As a result, Dai-Maru-Yu has become the leading self-managed Smart City area in Japan. Apps allow residents and commuters to participate more effectively in communal life by informing them about events or enabling the planning of a cool route on hot summer days with real-time shade data. Additionally, the Smart City can analyze the usage patterns of the apps to improve future planning. The concept is based on a continuous update and redesign cycle, aiming to continually enhance life and community.

Following this presentation, top-class panelists engaged in a diverse discussion. It became evident that all panelists were convinced that many challenges faced by societies in Germany and Japan today can be solved with existing technologies. "Creating new solutions with simple means" was the guiding principle. Global cooperation and knowledge exchange were emphasized as key drivers for joint improvements.

For Prof. Dr. Christian Dimmer from Waseda University in Tokyo, it was also important that every smart city supports the diversity of society, becomes a meeting place for a wide variety of people and involves all citizens in its further development. In particular, it is advisable to first identify actual problems and then work on specific solutions for them, rather than using technology for technology's sake.

Prof. Masahiro Horiuchi (Tama Art University) advocated for a local approach in which individuals share their resources and abilities to foster community cooperation at the local level. Through Warm- and Cold-Sharing, citizens could, for example, gather in home cafés to save energy, support each other in projects, or even share the solar energy they produce. 

Prof. Dr. Jan-Dirk Schmöcker from Kyoto University discussed the future of transportation. While the car might not disappear anytime soon due to perceived autonomy, Micro-Mobility and Mobility-as-a-Service concepts play a central role in his vision of 15-minute-cities.

Mr. Goto was convinced that artificial intelligence (AI) will play a significant role in the future, particularly in the data analysis of various Smart City sensors and apps. He therefore advocated for stronger regulation of AI in order to establish clear guidelines for its deployment.

Particularly with regard to the failed Smart City project in Toronto, the discussion concluded that the buy-in of citizens and "users" of the Smart City should take precedence over the speed of development projects. Privacy concerns of the population must be taken seriously and considered in order to create and maintain a livable and popular Smart City.
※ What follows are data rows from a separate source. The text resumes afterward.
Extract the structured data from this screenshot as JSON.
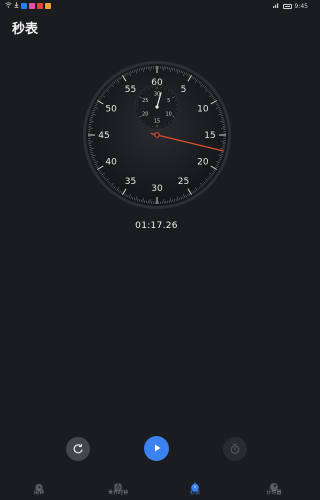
{
  "status_bar": {
    "time": "9:45",
    "icons": [
      "wifi-icon",
      "download-icon",
      "app-icon-blue",
      "app-icon-pink",
      "app-icon-red",
      "app-icon-orange"
    ],
    "right_icons": [
      "signal-icon",
      "battery-icon"
    ]
  },
  "header": {
    "title": "秒表"
  },
  "stopwatch": {
    "elapsed": "01:17.26",
    "main_dial_labels": [
      "60",
      "5",
      "10",
      "15",
      "20",
      "25",
      "30",
      "35",
      "40",
      "45",
      "50",
      "55"
    ],
    "sub_dial_labels": [
      "30",
      "5",
      "10",
      "15",
      "20",
      "25"
    ],
    "second_hand_seconds": 17.26,
    "minute_hand_minutes": 1.3
  },
  "controls": {
    "reset_icon": "reset-icon",
    "play_icon": "play-icon",
    "lap_icon": "lap-timer-icon"
  },
  "bottom_nav": [
    {
      "label": "闹钟",
      "icon": "alarm-icon",
      "active": false
    },
    {
      "label": "世界时钟",
      "icon": "globe-icon",
      "active": false
    },
    {
      "label": "秒表",
      "icon": "stopwatch-icon",
      "active": true
    },
    {
      "label": "计时器",
      "icon": "timer-icon",
      "active": false
    }
  ],
  "colors": {
    "background": "#1b1c20",
    "accent": "#3b82f0",
    "second_hand": "#e8552c"
  }
}
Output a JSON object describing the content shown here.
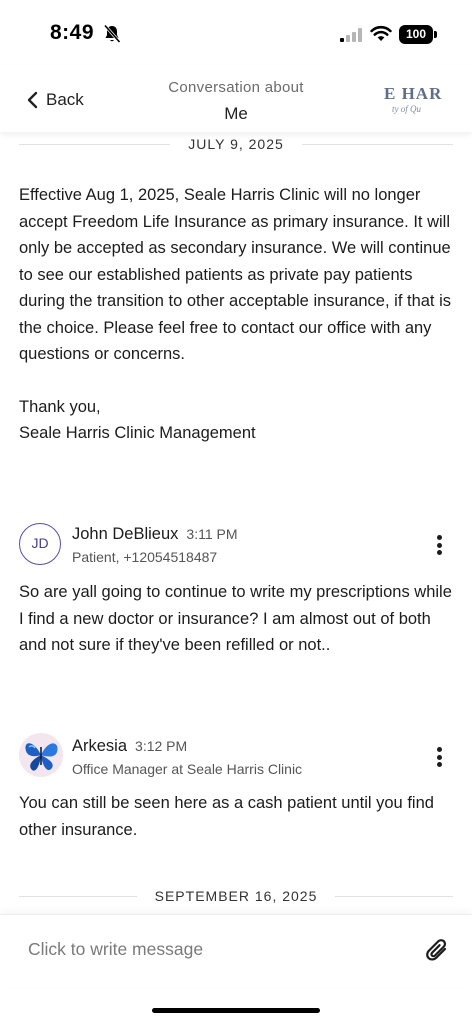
{
  "status_bar": {
    "time": "8:49",
    "battery": "100"
  },
  "header": {
    "back_label": "Back",
    "title": "Conversation about",
    "subtitle": "Me",
    "logo_text": "E HAR",
    "logo_subtext": "ty of Qu"
  },
  "divider_1": "JULY 9, 2025",
  "announcement": {
    "paragraph_1": "Effective Aug 1, 2025, Seale Harris Clinic will no longer accept Freedom Life Insurance as primary insurance. It will only be accepted as secondary insurance. We will continue to see our established patients as private pay patients during the transition to other acceptable insurance, if that is the choice. Please feel free to contact our office with any questions or concerns.",
    "paragraph_2": "Thank you,\nSeale Harris Clinic Management"
  },
  "messages": [
    {
      "initials": "JD",
      "name": "John DeBlieux",
      "time": "3:11 PM",
      "role": "Patient, +12054518487",
      "body": "So are yall going to continue to write my prescriptions while I find a new doctor or insurance? I am almost out of both and not sure if they've been refilled or not.."
    },
    {
      "name": "Arkesia",
      "time": "3:12 PM",
      "role": "Office Manager at Seale Harris Clinic",
      "body": "You can still be seen here as a cash patient until you find other insurance."
    }
  ],
  "divider_2": "SEPTEMBER 16, 2025",
  "composer": {
    "placeholder": "Click to write message"
  },
  "icons": {
    "back": "chevron-left-icon",
    "bell": "bell-slash-icon",
    "signal": "cellular-signal-icon",
    "wifi": "wifi-icon",
    "attach": "paperclip-icon",
    "more": "more-vertical-icon"
  },
  "colors": {
    "avatar_ring": "#5a4fa0",
    "text": "#1c1c1c",
    "muted": "#555555"
  }
}
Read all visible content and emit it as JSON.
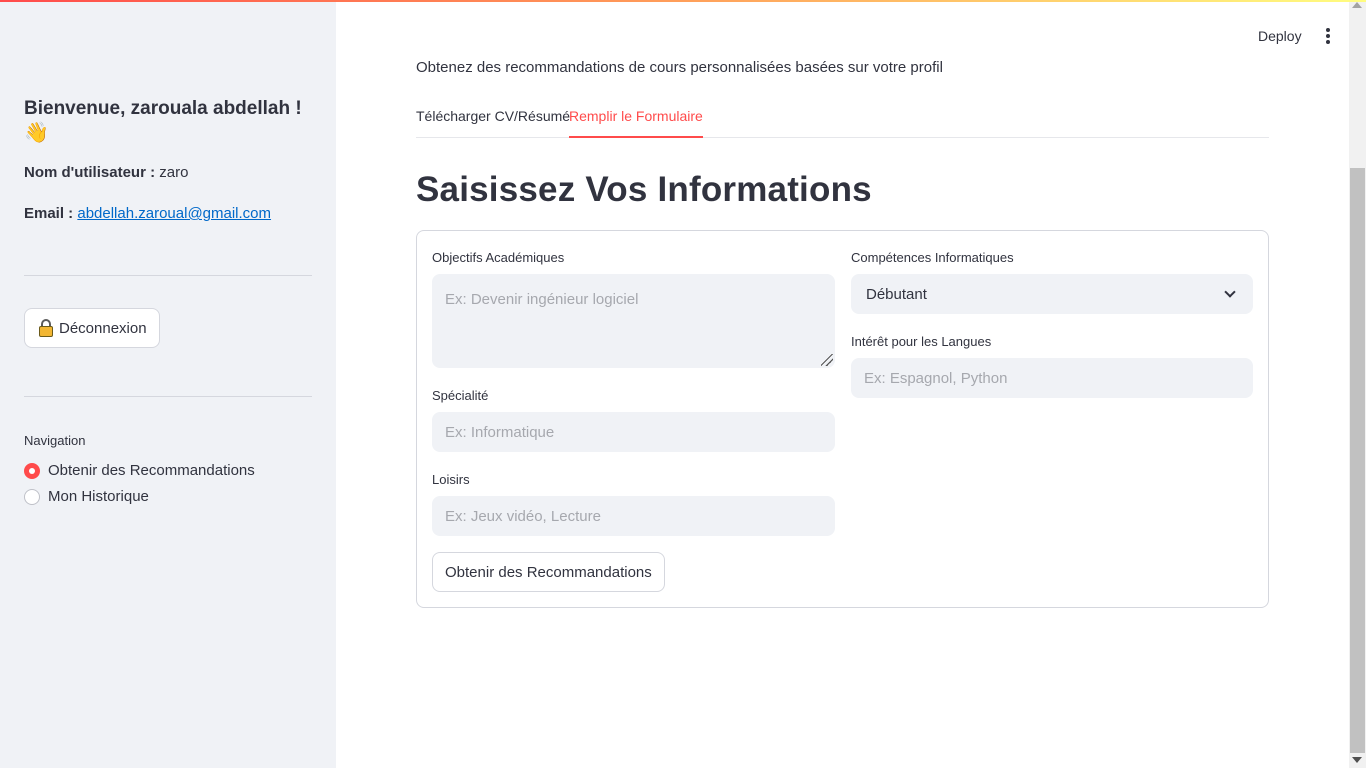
{
  "sidebar": {
    "welcome": "Bienvenue, zarouala abdellah !",
    "wave_emoji": "👋",
    "username_label": "Nom d'utilisateur :",
    "username_value": "zaro",
    "email_label": "Email :",
    "email_value": "abdellah.zaroual@gmail.com",
    "logout_label": "Déconnexion",
    "nav_title": "Navigation",
    "nav_options": [
      {
        "label": "Obtenir des Recommandations",
        "selected": true
      },
      {
        "label": "Mon Historique",
        "selected": false
      }
    ]
  },
  "header": {
    "deploy_label": "Deploy"
  },
  "main": {
    "subtitle": "Obtenez des recommandations de cours personnalisées basées sur votre profil",
    "tabs": [
      {
        "label": "Télécharger CV/Résumé",
        "active": false
      },
      {
        "label": "Remplir le Formulaire",
        "active": true
      }
    ],
    "title": "Saisissez Vos Informations",
    "form": {
      "academic_goals": {
        "label": "Objectifs Académiques",
        "placeholder": "Ex: Devenir ingénieur logiciel"
      },
      "specialty": {
        "label": "Spécialité",
        "placeholder": "Ex: Informatique"
      },
      "hobbies": {
        "label": "Loisirs",
        "placeholder": "Ex: Jeux vidéo, Lecture"
      },
      "computer_skills": {
        "label": "Compétences Informatiques",
        "value": "Débutant"
      },
      "languages": {
        "label": "Intérêt pour les Langues",
        "placeholder": "Ex: Espagnol, Python"
      },
      "submit_label": "Obtenir des Recommandations"
    }
  },
  "colors": {
    "accent": "#ff4b4b",
    "link": "#0068c9",
    "sidebar_bg": "#f0f2f6",
    "text": "#31333f"
  },
  "icons": [
    "wave-emoji-icon",
    "lock-icon",
    "kebab-menu-icon",
    "chevron-down-icon",
    "resize-handle-icon"
  ]
}
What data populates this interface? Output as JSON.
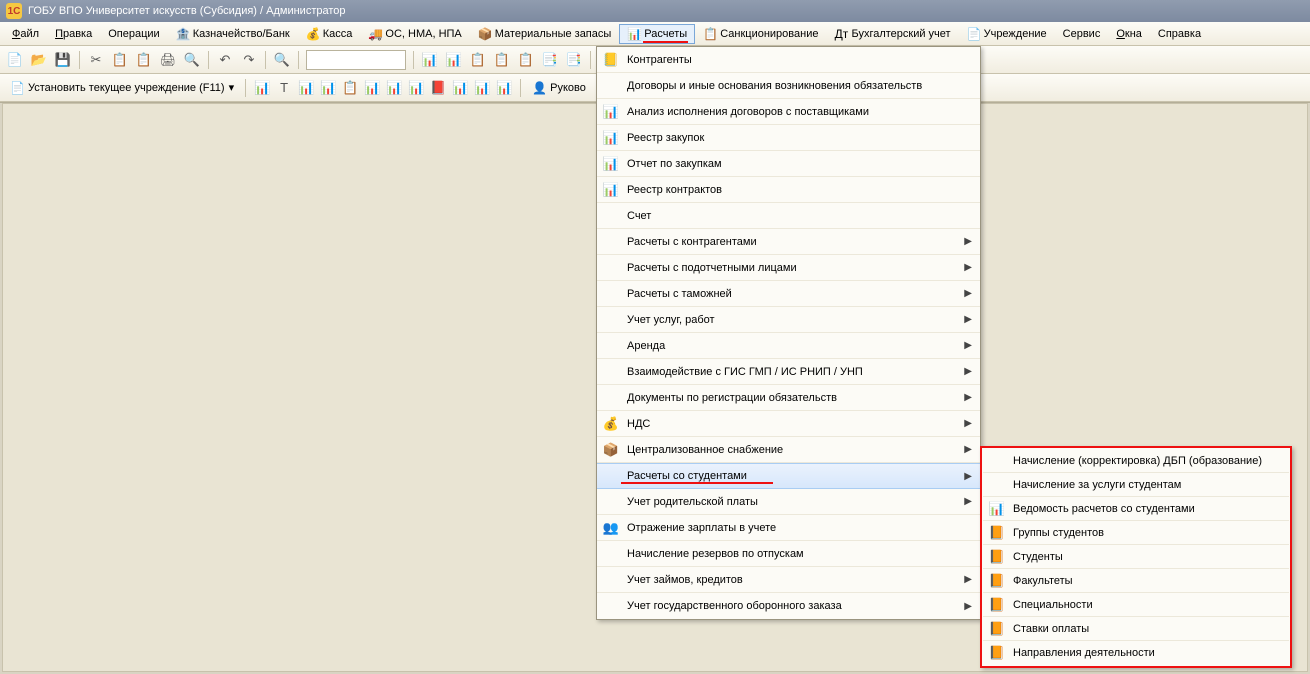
{
  "title": "ГОБУ ВПО Университет искусств (Субсидия) / Администратор",
  "menubar": [
    {
      "label": "Файл",
      "u": 0
    },
    {
      "label": "Правка",
      "u": 0
    },
    {
      "label": "Операции"
    },
    {
      "icon": "🏦",
      "label": "Казначейство/Банк"
    },
    {
      "icon": "💰",
      "label": "Касса"
    },
    {
      "icon": "🚚",
      "label": "ОС, НМА, НПА"
    },
    {
      "icon": "📦",
      "label": "Материальные запасы"
    },
    {
      "icon": "📊",
      "label": "Расчеты",
      "active": true,
      "red": true
    },
    {
      "icon": "📋",
      "label": "Санкционирование"
    },
    {
      "icon": "Дт",
      "label": "Бухгалтерский учет"
    },
    {
      "icon": "📄",
      "label": "Учреждение"
    },
    {
      "label": "Сервис"
    },
    {
      "label": "Окна",
      "u": 0
    },
    {
      "label": "Справка"
    }
  ],
  "toolbar1_groups": [
    [
      "📄",
      "📂",
      "💾"
    ],
    [
      "✂",
      "📋",
      "📋",
      "🖨",
      "🔍"
    ],
    [
      "↶",
      "↷"
    ],
    [
      "🔍"
    ],
    [
      "search"
    ],
    [
      "📊",
      "📊",
      "📋",
      "📋",
      "📋",
      "📑",
      "📑"
    ],
    [
      "ℹ",
      "▾"
    ]
  ],
  "toolbar2": {
    "set_org": "Установить текущее учреждение (F11)",
    "buttons": [
      "📊",
      "T",
      "📊",
      "📊",
      "📋",
      "📊",
      "📊",
      "📊",
      "📕",
      "📊",
      "📊",
      "📊"
    ],
    "manager_label": "Руково"
  },
  "dropdown": [
    {
      "icon": "📒",
      "label": "Контрагенты"
    },
    {
      "icon": "",
      "label": "Договоры и иные основания возникновения обязательств"
    },
    {
      "icon": "📊",
      "label": "Анализ исполнения договоров с поставщиками"
    },
    {
      "icon": "📊",
      "label": "Реестр закупок"
    },
    {
      "icon": "📊",
      "label": "Отчет по закупкам"
    },
    {
      "icon": "📊",
      "label": "Реестр контрактов"
    },
    {
      "icon": "",
      "label": "Счет"
    },
    {
      "icon": "",
      "label": "Расчеты с контрагентами",
      "sub": true
    },
    {
      "icon": "",
      "label": "Расчеты с подотчетными лицами",
      "sub": true
    },
    {
      "icon": "",
      "label": "Расчеты с таможней",
      "sub": true
    },
    {
      "icon": "",
      "label": "Учет услуг, работ",
      "sub": true
    },
    {
      "icon": "",
      "label": "Аренда",
      "sub": true
    },
    {
      "icon": "",
      "label": "Взаимодействие с ГИС ГМП / ИС РНИП / УНП",
      "sub": true
    },
    {
      "icon": "",
      "label": "Документы по регистрации обязательств",
      "sub": true
    },
    {
      "icon": "💰",
      "label": "НДС",
      "sub": true
    },
    {
      "icon": "📦",
      "label": "Централизованное снабжение",
      "sub": true
    },
    {
      "icon": "",
      "label": "Расчеты со студентами",
      "sub": true,
      "hl": true
    },
    {
      "icon": "",
      "label": "Учет родительской платы",
      "sub": true
    },
    {
      "icon": "👥",
      "label": "Отражение зарплаты в учете"
    },
    {
      "icon": "",
      "label": "Начисление резервов по отпускам"
    },
    {
      "icon": "",
      "label": "Учет займов, кредитов",
      "sub": true
    },
    {
      "icon": "",
      "label": "Учет государственного оборонного заказа",
      "sub": true
    }
  ],
  "submenu": [
    {
      "icon": "",
      "label": "Начисление (корректировка) ДБП (образование)"
    },
    {
      "icon": "",
      "label": "Начисление за услуги студентам"
    },
    {
      "icon": "📊",
      "label": "Ведомость расчетов со студентами"
    },
    {
      "icon": "📙",
      "label": "Группы студентов"
    },
    {
      "icon": "📙",
      "label": "Студенты"
    },
    {
      "icon": "📙",
      "label": "Факультеты"
    },
    {
      "icon": "📙",
      "label": "Специальности"
    },
    {
      "icon": "📙",
      "label": "Ставки оплаты"
    },
    {
      "icon": "📙",
      "label": "Направления деятельности"
    }
  ]
}
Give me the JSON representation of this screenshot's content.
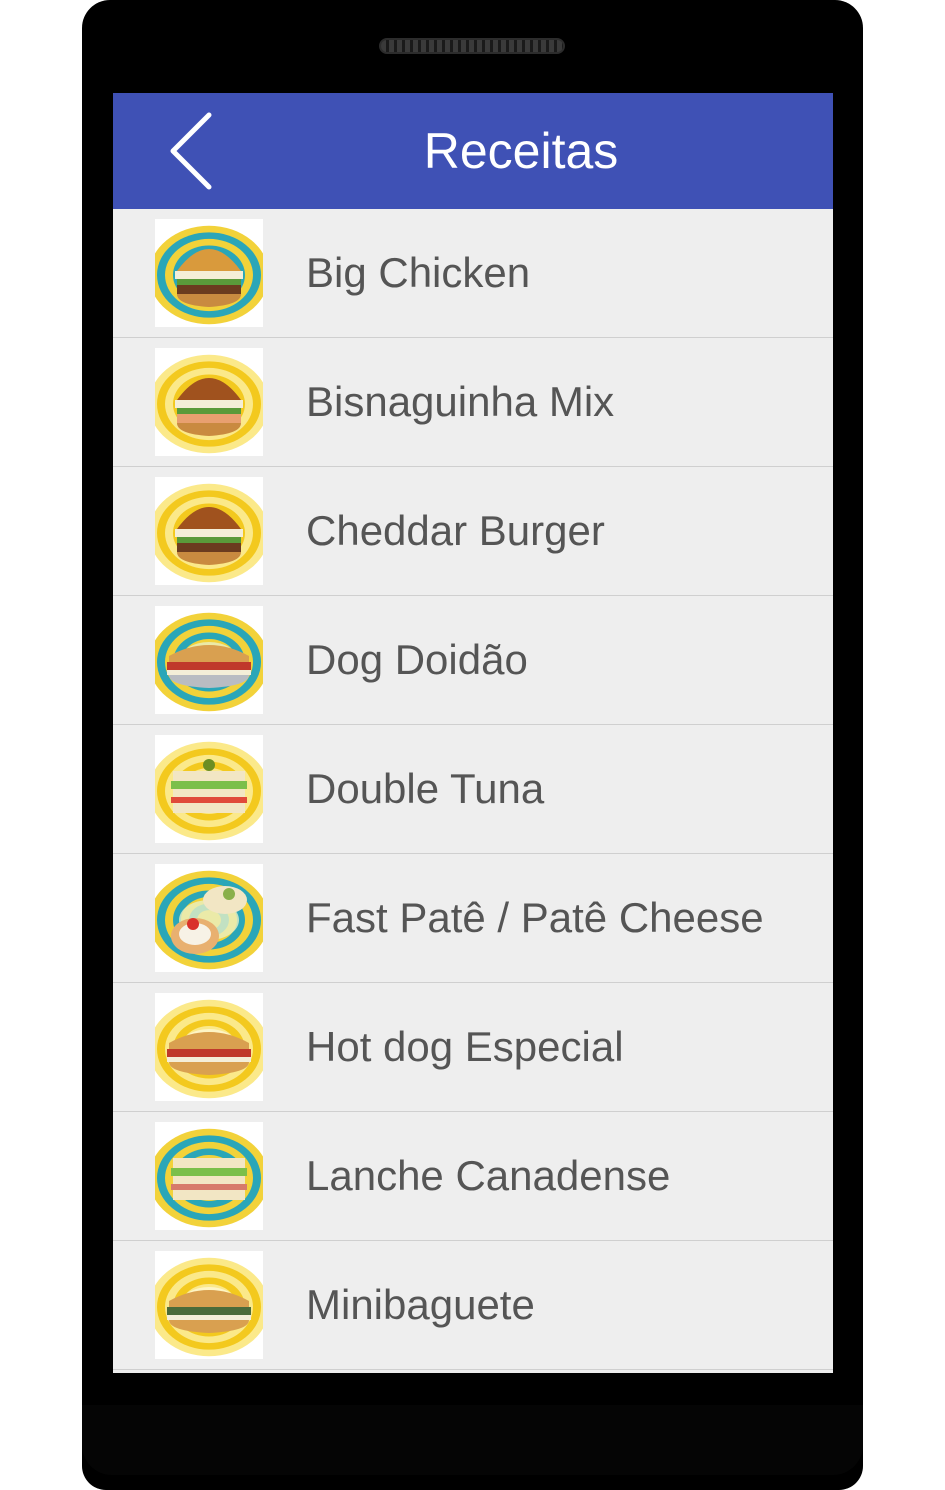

Mr. Tetsuo Narukawa, Deputy Chairman of DJW, summarised the results before the event concluded with good sushi and engaging conversations.

We look forward to hearing inspiring presentations and discussions at the DJW Symposium again next year.